ON 17 MAY 1974 bombs in Dublin and Monaghan resulted in the deaths of 33 people. This incident still amounts to the biggest atrocity of the past 25 years. Until Yorkshire TV produced their most aptly named documentary "the Forgotten Massacre" no individual had been held accountable for this crime and the inquiry appeared closed. The bombing was claimed by the Ulster Defence Association, though the "First Tuesday" programme produced strong evidence suggesting British involvement.
Derek Byrne was 14 years old at the time of the bombing and was twice declared dead. Derek still has 60 pieces of shrapnel in his body and goes into hospital twice a year to have bits of debris removed.
Paddy Doyle lost his son, daughter and two grandchildren in the blast. He remem bers the scene in the morgue as being "like a slaughter house fitting arms and legs to bodies." Paddy Doyle's wife never overcame the trauma of losing so many of her family and died in 1982. Paddy was given £2,000 by the Irish State for the loss of four members of his family but what he wants to know is the truth of what happened on that day and the bringing to justice of the perpetrators of the crime.
Last December Michele Byrne, who lost her mother in the bombing, pledged to her grandmother as she lay dying that she would see justice done. Michele sympathises with those who are bereaved in the North. "I know exactly how those children that lost their parents at Loughinisland feel." Michele, together with the other relatives that form the Dublin and Monaghan Committee, are disgusted with the treatment they have received from Department of Justice. Following promises of full disclosure and a three minute meeting with the Justice Minister, a year ago, there has been no further news.

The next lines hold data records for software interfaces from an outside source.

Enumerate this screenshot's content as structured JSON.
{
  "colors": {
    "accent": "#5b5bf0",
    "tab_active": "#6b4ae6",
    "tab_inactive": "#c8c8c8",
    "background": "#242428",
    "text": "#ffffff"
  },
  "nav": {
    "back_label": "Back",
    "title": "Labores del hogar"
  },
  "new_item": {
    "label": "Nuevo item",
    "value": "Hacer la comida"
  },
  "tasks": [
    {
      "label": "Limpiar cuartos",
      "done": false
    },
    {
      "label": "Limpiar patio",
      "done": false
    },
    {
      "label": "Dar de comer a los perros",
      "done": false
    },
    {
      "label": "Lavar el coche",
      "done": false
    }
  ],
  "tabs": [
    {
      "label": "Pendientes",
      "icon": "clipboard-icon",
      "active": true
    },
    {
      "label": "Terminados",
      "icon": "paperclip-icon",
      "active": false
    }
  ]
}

The relatives do not see any progress from the Dublin Government and are planning an independent commission of inquiry in 1994. Presently they are fundraising for the inquiry which is likely to cost in the region of £100,000.

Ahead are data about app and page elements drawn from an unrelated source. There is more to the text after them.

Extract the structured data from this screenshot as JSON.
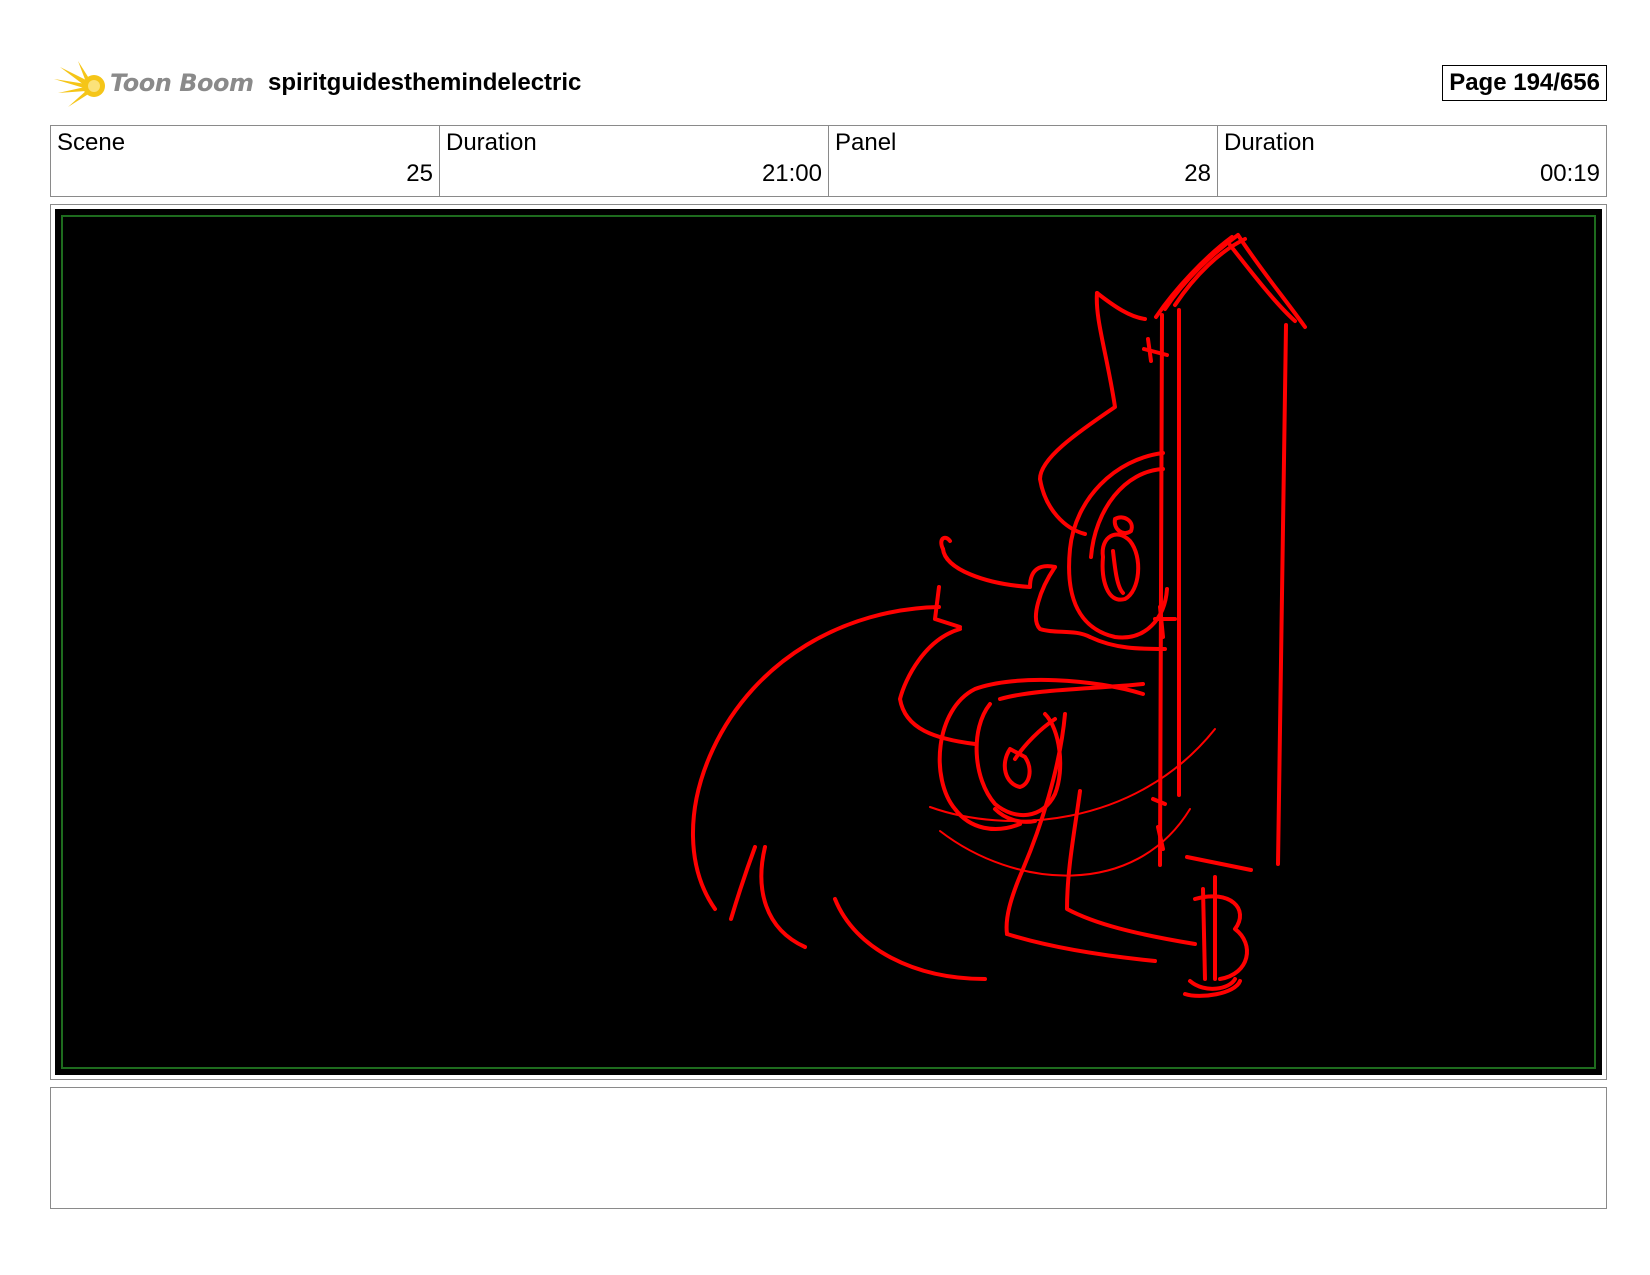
{
  "header": {
    "logo_text": "Toon Boom",
    "project_title": "spiritguidesthemindelectric",
    "page_label": "Page 194/656"
  },
  "info": {
    "scene_label": "Scene",
    "scene_value": "25",
    "scene_duration_label": "Duration",
    "scene_duration_value": "21:00",
    "panel_label": "Panel",
    "panel_value": "28",
    "panel_duration_label": "Duration",
    "panel_duration_value": "00:19"
  },
  "notes": {
    "text": ""
  },
  "colors": {
    "sketch": "#ff0000",
    "frame_background": "#000000",
    "safe_area": "#1e6b1e",
    "logo": "#f5c518"
  }
}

The fate of those who died on Bloody Sunday and in the Dublin and Monaghan bombings is crucial to the peace process in Northern Ireland. For more than 20 years these crimes have been covered up by successive British and Irish Governments, the same people who now ask for trust in order to broker a peace settlement.
Until the truth of what happened in these two atrocities and others that have occurred over the last 25 years is established then there can be no peace. It is not so simple as forgive and forget.
For more information contact: Bloody Sunday Justice Campaign, Pat Finucane Centre, 1 W& End Park, Derry, Ireland. BT 48 9JE Dublin and 'Monaghan Relatives, 11 Lower Match Street, Dublin 2.